When our bus stopped and gave a ride to kids who were walking by the road, they were visibly elated. And even if they do not have the most comfortable lives, they still manage to have fun, enjoy and laugh by finding happiness in the little, simple joys of life. This is some serious food for thought for me. Overall, I learned plenty of life lessons from these tribal students and villagers.
Along with Allampally, I also had the chance to visit and talk to the students at Netra Vidyalaya, a college for visually challenged students. Every time I went there, it was such a thought-provoking experience.
Here are some life lessons I learned from these remarkable students:
Many people are driven by the stigma surrounding sight loss and often don’t steer away from their misconceptions. My lesson from this is — you don’t need sight to have a vision. They still have vision for the things they are passionate about in life. They love things such as music, fashion, and writing. I was impressed and humbled by how much dedication and passion they put into their work, especially how they work with the JAWS software on the computer and passionately pursue their hobbies. Their lack of eyesight doesn’t stop them from following their passions and reaching their goals.

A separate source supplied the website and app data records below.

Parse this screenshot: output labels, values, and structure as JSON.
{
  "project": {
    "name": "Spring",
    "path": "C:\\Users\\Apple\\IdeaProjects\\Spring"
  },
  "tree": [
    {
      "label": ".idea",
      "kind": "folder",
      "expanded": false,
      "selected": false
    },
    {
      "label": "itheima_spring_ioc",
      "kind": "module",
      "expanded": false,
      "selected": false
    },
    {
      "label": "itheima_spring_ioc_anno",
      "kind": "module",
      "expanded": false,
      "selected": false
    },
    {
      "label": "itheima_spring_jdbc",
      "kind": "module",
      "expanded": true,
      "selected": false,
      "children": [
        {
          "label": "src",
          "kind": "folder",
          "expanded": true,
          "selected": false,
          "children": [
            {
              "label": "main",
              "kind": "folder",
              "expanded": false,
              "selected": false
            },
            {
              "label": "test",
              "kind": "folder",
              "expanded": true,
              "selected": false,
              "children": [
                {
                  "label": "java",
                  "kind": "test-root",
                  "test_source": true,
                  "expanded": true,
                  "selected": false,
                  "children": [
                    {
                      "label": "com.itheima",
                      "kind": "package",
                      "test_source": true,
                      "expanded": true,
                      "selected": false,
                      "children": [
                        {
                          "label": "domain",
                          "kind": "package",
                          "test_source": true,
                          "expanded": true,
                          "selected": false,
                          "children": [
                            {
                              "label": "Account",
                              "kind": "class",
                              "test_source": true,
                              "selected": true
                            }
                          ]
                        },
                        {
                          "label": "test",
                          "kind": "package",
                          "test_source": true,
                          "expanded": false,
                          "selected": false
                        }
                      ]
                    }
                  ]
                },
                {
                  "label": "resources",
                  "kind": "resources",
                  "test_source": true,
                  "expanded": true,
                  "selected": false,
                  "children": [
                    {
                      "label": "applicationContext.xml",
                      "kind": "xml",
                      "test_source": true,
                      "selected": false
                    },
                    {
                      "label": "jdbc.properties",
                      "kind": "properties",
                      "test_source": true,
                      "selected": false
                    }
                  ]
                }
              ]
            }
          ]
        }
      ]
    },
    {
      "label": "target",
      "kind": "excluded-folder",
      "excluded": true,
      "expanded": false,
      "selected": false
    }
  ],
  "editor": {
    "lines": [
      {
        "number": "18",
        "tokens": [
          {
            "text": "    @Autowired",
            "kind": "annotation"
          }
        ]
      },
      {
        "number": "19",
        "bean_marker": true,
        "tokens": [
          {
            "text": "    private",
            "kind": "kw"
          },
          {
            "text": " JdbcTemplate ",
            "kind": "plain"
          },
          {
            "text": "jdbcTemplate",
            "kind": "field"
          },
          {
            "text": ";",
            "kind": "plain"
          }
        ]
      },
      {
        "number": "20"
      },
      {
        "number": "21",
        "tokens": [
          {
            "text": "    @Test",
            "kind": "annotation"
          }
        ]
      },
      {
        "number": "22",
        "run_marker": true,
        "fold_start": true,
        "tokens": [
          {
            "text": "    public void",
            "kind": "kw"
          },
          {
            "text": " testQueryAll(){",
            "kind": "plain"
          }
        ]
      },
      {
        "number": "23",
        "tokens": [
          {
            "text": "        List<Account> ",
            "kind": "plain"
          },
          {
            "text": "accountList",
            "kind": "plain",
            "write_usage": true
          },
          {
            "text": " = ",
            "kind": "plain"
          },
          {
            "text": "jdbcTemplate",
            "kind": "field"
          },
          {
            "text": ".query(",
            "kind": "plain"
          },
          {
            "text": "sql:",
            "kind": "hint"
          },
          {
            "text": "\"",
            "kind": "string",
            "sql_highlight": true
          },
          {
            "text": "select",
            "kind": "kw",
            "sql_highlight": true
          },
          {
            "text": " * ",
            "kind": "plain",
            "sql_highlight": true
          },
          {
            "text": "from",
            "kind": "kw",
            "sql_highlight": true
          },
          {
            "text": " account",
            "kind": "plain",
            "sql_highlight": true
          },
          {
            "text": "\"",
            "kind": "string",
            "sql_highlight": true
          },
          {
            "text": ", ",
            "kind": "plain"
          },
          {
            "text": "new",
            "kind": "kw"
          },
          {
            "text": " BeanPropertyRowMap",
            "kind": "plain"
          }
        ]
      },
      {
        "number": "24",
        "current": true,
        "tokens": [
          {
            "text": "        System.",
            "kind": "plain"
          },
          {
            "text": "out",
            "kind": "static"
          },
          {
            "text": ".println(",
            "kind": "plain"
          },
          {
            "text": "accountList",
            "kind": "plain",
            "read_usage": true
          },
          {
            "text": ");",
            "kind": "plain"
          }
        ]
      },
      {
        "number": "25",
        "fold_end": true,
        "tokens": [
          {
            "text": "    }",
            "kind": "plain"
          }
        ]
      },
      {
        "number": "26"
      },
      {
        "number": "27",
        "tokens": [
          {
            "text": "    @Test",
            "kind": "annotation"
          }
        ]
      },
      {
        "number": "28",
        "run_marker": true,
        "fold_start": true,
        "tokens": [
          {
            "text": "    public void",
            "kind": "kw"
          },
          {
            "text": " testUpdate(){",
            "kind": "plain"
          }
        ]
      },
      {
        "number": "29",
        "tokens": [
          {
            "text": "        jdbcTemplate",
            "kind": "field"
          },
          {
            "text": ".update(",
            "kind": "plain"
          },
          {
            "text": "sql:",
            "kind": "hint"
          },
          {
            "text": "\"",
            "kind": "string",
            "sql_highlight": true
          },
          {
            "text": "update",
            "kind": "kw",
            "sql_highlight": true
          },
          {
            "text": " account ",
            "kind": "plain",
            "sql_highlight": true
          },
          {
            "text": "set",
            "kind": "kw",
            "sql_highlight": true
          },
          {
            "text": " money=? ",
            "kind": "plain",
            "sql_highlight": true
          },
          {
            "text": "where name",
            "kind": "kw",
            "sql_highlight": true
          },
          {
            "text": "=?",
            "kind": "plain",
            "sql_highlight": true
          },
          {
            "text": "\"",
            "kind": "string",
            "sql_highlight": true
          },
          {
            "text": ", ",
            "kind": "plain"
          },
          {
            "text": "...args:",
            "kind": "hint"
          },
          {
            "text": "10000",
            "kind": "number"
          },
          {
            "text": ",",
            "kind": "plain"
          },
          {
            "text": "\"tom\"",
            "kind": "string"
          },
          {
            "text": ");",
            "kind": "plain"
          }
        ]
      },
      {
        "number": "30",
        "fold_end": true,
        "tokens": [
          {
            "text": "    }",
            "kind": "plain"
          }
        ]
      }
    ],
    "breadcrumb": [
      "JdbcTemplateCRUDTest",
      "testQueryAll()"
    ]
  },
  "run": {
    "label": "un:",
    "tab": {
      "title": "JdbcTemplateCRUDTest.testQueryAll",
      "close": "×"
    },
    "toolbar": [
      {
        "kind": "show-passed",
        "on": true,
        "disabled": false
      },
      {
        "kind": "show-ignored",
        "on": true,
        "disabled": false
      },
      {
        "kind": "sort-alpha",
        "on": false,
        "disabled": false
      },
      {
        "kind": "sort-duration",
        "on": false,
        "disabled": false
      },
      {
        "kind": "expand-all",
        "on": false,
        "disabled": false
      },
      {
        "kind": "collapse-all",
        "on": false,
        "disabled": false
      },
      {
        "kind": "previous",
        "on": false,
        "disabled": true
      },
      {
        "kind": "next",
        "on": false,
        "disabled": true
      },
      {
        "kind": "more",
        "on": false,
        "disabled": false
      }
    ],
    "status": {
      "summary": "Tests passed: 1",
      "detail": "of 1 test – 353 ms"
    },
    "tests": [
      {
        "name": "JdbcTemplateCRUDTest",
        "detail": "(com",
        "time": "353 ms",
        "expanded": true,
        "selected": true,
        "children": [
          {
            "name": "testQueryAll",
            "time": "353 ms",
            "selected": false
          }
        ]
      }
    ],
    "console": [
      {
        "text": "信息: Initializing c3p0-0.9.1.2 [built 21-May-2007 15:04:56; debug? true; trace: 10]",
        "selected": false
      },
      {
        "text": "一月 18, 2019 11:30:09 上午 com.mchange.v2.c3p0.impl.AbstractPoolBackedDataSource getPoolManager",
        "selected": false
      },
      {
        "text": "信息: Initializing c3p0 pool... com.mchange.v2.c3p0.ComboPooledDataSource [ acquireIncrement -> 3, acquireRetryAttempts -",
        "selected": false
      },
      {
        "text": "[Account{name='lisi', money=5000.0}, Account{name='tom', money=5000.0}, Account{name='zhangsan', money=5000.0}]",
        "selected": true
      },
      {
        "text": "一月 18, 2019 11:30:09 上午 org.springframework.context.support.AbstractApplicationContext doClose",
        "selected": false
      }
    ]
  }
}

Before this internship, I thought that some things must be impossible to accomplish for visually challenged people but the Netra Vidyalaya students completely changed my mind on this. Some things might be harder to achieve because of vision loss but that doesn’t mean that those things are beyond their reach. They have been able to achieve things and reach goals that I never thought would be possible. They continuously win gold medals in state-level sports and excel in their academics. Because of this, I now firmly believe that you can achieve anything you want to achieve if you have drive and determination.
Another insight I have gained from observing and talking to the Netra Vidyalaya students is that it is important to push yourself. I sometimes refuse to do activities because I don’t think I’m capable of achieving them or I feel too anxious to do them. I see some visually challenged kids push themselves out of their comfort zones and compete in sports such as cricket. This taught me that I should always step out of my comfort zone to boost my confidence. In the beginning, the idea of going into a remote tribal village in a rainy season seemed like a daunting task. Now that I have pushed myself to do it, I feel so much better and it has definitely boosted my confidence for the future.
Something else I noticed in the Netra Vidyalaya students is that they have a lot of trust in their fellow classmates. How they support each other while walking, how they navigate around their computer classrooms, or even how they eat together for every single meal. This, of course, fosters community spirit and cohesion.
During one of our life lesson conversations, our Swamiji taught us our ego stems from three sources. Ego from wealth, ego from education, and ego from position (being from a reputed family or a position of power). Swamiji further taught us that we should be aware of these at all times. This self-awareness further helps with our self-discovery process.
Even after the trip ended, my journey of self-discovery continues based on the lessons I received during the trip. This internship taught me not to take my blessings for granted, and before I open my mouth to complain, I remember the face of the little boy, who lost his eyesight at the age of 9 and is still studying hard to become a bank officer. I also realized how trivial my own problems are compared to what others are battling each day. This internship has unquestionably changed my outlook and perspective on life and how I encounter different situations on a daily basis.